◆ Information shown
★ ★ ★
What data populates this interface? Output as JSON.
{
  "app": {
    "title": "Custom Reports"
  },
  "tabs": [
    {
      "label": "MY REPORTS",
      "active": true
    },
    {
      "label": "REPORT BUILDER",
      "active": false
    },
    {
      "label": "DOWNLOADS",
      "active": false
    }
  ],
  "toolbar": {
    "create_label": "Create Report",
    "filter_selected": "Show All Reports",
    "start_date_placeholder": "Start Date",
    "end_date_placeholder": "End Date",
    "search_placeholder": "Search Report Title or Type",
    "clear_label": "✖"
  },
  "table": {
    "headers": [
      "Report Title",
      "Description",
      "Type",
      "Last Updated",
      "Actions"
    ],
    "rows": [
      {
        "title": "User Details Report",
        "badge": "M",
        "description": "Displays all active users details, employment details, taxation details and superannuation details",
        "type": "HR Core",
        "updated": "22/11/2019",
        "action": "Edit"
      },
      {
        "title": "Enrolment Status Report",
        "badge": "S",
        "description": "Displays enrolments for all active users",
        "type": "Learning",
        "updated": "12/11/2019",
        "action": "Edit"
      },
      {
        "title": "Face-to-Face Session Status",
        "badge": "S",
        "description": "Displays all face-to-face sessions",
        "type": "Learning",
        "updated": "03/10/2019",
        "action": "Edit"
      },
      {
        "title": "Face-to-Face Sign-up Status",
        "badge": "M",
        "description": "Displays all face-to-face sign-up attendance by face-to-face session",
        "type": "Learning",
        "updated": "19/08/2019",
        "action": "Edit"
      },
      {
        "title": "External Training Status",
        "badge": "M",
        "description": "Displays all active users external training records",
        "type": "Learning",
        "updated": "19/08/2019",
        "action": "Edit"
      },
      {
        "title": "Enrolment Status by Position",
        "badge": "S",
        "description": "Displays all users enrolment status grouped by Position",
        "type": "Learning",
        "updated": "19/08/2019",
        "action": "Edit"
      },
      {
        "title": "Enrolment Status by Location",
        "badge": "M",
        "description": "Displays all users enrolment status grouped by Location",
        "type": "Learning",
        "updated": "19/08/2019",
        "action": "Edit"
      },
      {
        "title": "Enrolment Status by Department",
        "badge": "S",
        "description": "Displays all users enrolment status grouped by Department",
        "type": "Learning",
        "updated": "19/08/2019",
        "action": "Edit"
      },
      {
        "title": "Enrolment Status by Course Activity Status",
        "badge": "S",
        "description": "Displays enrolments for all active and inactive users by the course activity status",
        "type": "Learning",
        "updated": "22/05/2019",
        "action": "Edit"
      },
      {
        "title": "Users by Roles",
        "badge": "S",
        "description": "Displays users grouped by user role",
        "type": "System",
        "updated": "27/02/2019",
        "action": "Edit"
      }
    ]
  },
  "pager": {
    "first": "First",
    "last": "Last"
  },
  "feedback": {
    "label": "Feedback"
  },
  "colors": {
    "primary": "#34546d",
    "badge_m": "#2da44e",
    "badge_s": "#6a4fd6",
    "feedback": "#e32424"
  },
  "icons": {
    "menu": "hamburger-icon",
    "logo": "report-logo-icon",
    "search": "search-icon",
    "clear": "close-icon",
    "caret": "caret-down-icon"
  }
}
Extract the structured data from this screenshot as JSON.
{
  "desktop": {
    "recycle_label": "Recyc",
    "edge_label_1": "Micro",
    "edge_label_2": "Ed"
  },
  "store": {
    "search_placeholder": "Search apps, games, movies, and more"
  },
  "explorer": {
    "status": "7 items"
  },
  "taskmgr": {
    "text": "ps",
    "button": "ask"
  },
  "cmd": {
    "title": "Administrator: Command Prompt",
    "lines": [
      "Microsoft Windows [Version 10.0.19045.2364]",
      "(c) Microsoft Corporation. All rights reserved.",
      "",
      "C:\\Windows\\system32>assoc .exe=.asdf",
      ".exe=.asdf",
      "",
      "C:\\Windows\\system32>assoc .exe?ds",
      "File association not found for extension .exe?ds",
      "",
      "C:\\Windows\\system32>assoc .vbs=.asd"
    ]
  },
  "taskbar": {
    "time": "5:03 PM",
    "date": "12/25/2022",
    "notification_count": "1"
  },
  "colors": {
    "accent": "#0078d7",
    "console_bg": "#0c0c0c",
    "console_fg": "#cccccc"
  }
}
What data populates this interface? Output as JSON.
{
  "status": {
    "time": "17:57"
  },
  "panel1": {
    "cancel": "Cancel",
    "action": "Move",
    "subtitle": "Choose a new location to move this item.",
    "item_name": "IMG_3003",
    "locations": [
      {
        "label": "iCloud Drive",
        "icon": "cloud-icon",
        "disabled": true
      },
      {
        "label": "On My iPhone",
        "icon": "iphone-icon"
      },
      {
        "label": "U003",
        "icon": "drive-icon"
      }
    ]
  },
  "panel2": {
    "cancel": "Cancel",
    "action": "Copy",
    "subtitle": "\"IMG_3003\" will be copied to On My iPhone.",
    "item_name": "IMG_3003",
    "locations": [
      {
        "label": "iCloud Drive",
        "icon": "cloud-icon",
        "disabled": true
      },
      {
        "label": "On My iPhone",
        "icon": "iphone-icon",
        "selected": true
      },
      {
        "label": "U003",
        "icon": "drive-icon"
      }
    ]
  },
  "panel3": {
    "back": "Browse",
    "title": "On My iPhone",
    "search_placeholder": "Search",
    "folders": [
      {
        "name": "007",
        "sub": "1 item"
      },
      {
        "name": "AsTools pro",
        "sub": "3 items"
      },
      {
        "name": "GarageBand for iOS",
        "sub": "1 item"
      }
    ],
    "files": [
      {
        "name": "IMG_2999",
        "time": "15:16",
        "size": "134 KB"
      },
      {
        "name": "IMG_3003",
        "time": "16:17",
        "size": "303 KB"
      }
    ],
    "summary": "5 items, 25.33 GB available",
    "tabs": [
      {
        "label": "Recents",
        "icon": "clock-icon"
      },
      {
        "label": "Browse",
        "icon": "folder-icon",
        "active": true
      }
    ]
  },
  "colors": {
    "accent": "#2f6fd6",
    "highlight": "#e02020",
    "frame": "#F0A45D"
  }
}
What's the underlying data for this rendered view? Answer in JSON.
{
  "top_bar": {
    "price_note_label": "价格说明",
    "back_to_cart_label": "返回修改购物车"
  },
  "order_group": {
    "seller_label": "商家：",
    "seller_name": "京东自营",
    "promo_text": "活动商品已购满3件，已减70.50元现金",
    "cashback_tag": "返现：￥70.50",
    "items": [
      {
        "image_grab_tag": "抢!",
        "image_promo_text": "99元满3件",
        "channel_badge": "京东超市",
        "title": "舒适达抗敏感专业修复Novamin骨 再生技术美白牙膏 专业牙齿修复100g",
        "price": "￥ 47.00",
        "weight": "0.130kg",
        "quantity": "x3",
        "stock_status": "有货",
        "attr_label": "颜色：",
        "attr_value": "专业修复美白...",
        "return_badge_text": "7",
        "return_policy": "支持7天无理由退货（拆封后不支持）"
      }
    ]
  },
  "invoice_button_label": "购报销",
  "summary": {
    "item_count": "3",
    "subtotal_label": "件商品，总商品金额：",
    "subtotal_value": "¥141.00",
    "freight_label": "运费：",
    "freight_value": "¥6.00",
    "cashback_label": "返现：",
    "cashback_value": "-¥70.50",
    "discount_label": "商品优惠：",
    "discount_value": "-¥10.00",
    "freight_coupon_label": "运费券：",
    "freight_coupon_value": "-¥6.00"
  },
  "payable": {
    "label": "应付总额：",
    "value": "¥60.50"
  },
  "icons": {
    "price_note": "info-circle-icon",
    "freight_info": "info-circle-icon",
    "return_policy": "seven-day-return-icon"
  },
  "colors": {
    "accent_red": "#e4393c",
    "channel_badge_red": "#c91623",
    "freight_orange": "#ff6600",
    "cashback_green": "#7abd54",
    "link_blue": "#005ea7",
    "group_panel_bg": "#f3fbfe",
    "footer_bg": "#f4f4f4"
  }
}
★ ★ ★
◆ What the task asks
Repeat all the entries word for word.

◆ Answer section
What data populates this interface? Output as JSON.
{
  "app": {
    "title": "Custom Reports"
  },
  "tabs": [
    {
      "label": "MY REPORTS",
      "active": true
    },
    {
      "label": "REPORT BUILDER",
      "active": false
    },
    {
      "label": "DOWNLOADS",
      "active": false
    }
  ],
  "toolbar": {
    "create_label": "Create Report",
    "filter_selected": "Show All Reports",
    "start_date_placeholder": "Start Date",
    "end_date_placeholder": "End Date",
    "search_placeholder": "Search Report Title or Type",
    "clear_label": "✖"
  },
  "table": {
    "headers": [
      "Report Title",
      "Description",
      "Type",
      "Last Updated",
      "Actions"
    ],
    "rows": [
      {
        "title": "User Details Report",
        "badge": "M",
        "description": "Displays all active users details, employment details, taxation details and superannuation details",
        "type": "HR Core",
        "updated": "22/11/2019",
        "action": "Edit"
      },
      {
        "title": "Enrolment Status Report",
        "badge": "S",
        "description": "Displays enrolments for all active users",
        "type": "Learning",
        "updated": "12/11/2019",
        "action": "Edit"
      },
      {
        "title": "Face-to-Face Session Status",
        "badge": "S",
        "description": "Displays all face-to-face sessions",
        "type": "Learning",
        "updated": "03/10/2019",
        "action": "Edit"
      },
      {
        "title": "Face-to-Face Sign-up Status",
        "badge": "M",
        "description": "Displays all face-to-face sign-up attendance by face-to-face session",
        "type": "Learning",
        "updated": "19/08/2019",
        "action": "Edit"
      },
      {
        "title": "External Training Status",
        "badge": "M",
        "description": "Displays all active users external training records",
        "type": "Learning",
        "updated": "19/08/2019",
        "action": "Edit"
      },
      {
        "title": "Enrolment Status by Position",
        "badge": "S",
        "description": "Displays all users enrolment status grouped by Position",
        "type": "Learning",
        "updated": "19/08/2019",
        "action": "Edit"
      },
      {
        "title": "Enrolment Status by Location",
        "badge": "M",
        "description": "Displays all users enrolment status grouped by Location",
        "type": "Learning",
        "updated": "19/08/2019",
        "action": "Edit"
      },
      {
        "title": "Enrolment Status by Department",
        "badge": "S",
        "description": "Displays all users enrolment status grouped by Department",
        "type": "Learning",
        "updated": "19/08/2019",
        "action": "Edit"
      },
      {
        "title": "Enrolment Status by Course Activity Status",
        "badge": "S",
        "description": "Displays enrolments for all active and inactive users by the course activity status",
        "type": "Learning",
        "updated": "22/05/2019",
        "action": "Edit"
      },
      {
        "title": "Users by Roles",
        "badge": "S",
        "description": "Displays users grouped by user role",
        "type": "System",
        "updated": "27/02/2019",
        "action": "Edit"
      }
    ]
  },
  "pager": {
    "first": "First",
    "last": "Last"
  },
  "feedback": {
    "label": "Feedback"
  },
  "colors": {
    "primary": "#34546d",
    "badge_m": "#2da44e",
    "badge_s": "#6a4fd6",
    "feedback": "#e32424"
  },
  "icons": {
    "menu": "hamburger-icon",
    "logo": "report-logo-icon",
    "search": "search-icon",
    "clear": "close-icon",
    "caret": "caret-down-icon"
  }
}
Extract the structured data from this screenshot as JSON.
{
  "desktop": {
    "recycle_label": "Recyc",
    "edge_label_1": "Micro",
    "edge_label_2": "Ed"
  },
  "store": {
    "search_placeholder": "Search apps, games, movies, and more"
  },
  "explorer": {
    "status": "7 items"
  },
  "taskmgr": {
    "text": "ps",
    "button": "ask"
  },
  "cmd": {
    "title": "Administrator: Command Prompt",
    "lines": [
      "Microsoft Windows [Version 10.0.19045.2364]",
      "(c) Microsoft Corporation. All rights reserved.",
      "",
      "C:\\Windows\\system32>assoc .exe=.asdf",
      ".exe=.asdf",
      "",
      "C:\\Windows\\system32>assoc .exe?ds",
      "File association not found for extension .exe?ds",
      "",
      "C:\\Windows\\system32>assoc .vbs=.asd"
    ]
  },
  "taskbar": {
    "time": "5:03 PM",
    "date": "12/25/2022",
    "notification_count": "1"
  },
  "colors": {
    "accent": "#0078d7",
    "console_bg": "#0c0c0c",
    "console_fg": "#cccccc"
  }
}
What data populates this interface? Output as JSON.
{
  "status": {
    "time": "17:57"
  },
  "panel1": {
    "cancel": "Cancel",
    "action": "Move",
    "subtitle": "Choose a new location to move this item.",
    "item_name": "IMG_3003",
    "locations": [
      {
        "label": "iCloud Drive",
        "icon": "cloud-icon",
        "disabled": true
      },
      {
        "label": "On My iPhone",
        "icon": "iphone-icon"
      },
      {
        "label": "U003",
        "icon": "drive-icon"
      }
    ]
  },
  "panel2": {
    "cancel": "Cancel",
    "action": "Copy",
    "subtitle": "\"IMG_3003\" will be copied to On My iPhone.",
    "item_name": "IMG_3003",
    "locations": [
      {
        "label": "iCloud Drive",
        "icon": "cloud-icon",
        "disabled": true
      },
      {
        "label": "On My iPhone",
        "icon": "iphone-icon",
        "selected": true
      },
      {
        "label": "U003",
        "icon": "drive-icon"
      }
    ]
  },
  "panel3": {
    "back": "Browse",
    "title": "On My iPhone",
    "search_placeholder": "Search",
    "folders": [
      {
        "name": "007",
        "sub": "1 item"
      },
      {
        "name": "AsTools pro",
        "sub": "3 items"
      },
      {
        "name": "GarageBand for iOS",
        "sub": "1 item"
      }
    ],
    "files": [
      {
        "name": "IMG_2999",
        "time": "15:16",
        "size": "134 KB"
      },
      {
        "name": "IMG_3003",
        "time": "16:17",
        "size": "303 KB"
      }
    ],
    "summary": "5 items, 25.33 GB available",
    "tabs": [
      {
        "label": "Recents",
        "icon": "clock-icon"
      },
      {
        "label": "Browse",
        "icon": "folder-icon",
        "active": true
      }
    ]
  },
  "colors": {
    "accent": "#2f6fd6",
    "highlight": "#e02020",
    "frame": "#F0A45D"
  }
}
What's the underlying data for this rendered view? Answer in JSON.
{
  "top_bar": {
    "price_note_label": "价格说明",
    "back_to_cart_label": "返回修改购物车"
  },
  "order_group": {
    "seller_label": "商家：",
    "seller_name": "京东自营",
    "promo_text": "活动商品已购满3件，已减70.50元现金",
    "cashback_tag": "返现：￥70.50",
    "items": [
      {
        "image_grab_tag": "抢!",
        "image_promo_text": "99元满3件",
        "channel_badge": "京东超市",
        "title": "舒适达抗敏感专业修复Novamin骨 再生技术美白牙膏 专业牙齿修复100g",
        "price": "￥ 47.00",
        "weight": "0.130kg",
        "quantity": "x3",
        "stock_status": "有货",
        "attr_label": "颜色：",
        "attr_value": "专业修复美白...",
        "return_badge_text": "7",
        "return_policy": "支持7天无理由退货（拆封后不支持）"
      }
    ]
  },
  "invoice_button_label": "购报销",
  "summary": {
    "item_count": "3",
    "subtotal_label": "件商品，总商品金额：",
    "subtotal_value": "¥141.00",
    "freight_label": "运费：",
    "freight_value": "¥6.00",
    "cashback_label": "返现：",
    "cashback_value": "-¥70.50",
    "discount_label": "商品优惠：",
    "discount_value": "-¥10.00",
    "freight_coupon_label": "运费券：",
    "freight_coupon_value": "-¥6.00"
  },
  "payable": {
    "label": "应付总额：",
    "value": "¥60.50"
  },
  "icons": {
    "price_note": "info-circle-icon",
    "freight_info": "info-circle-icon",
    "return_policy": "seven-day-return-icon"
  },
  "colors": {
    "accent_red": "#e4393c",
    "channel_badge_red": "#c91623",
    "freight_orange": "#ff6600",
    "cashback_green": "#7abd54",
    "link_blue": "#005ea7",
    "group_panel_bg": "#f3fbfe",
    "footer_bg": "#f4f4f4"
  }
}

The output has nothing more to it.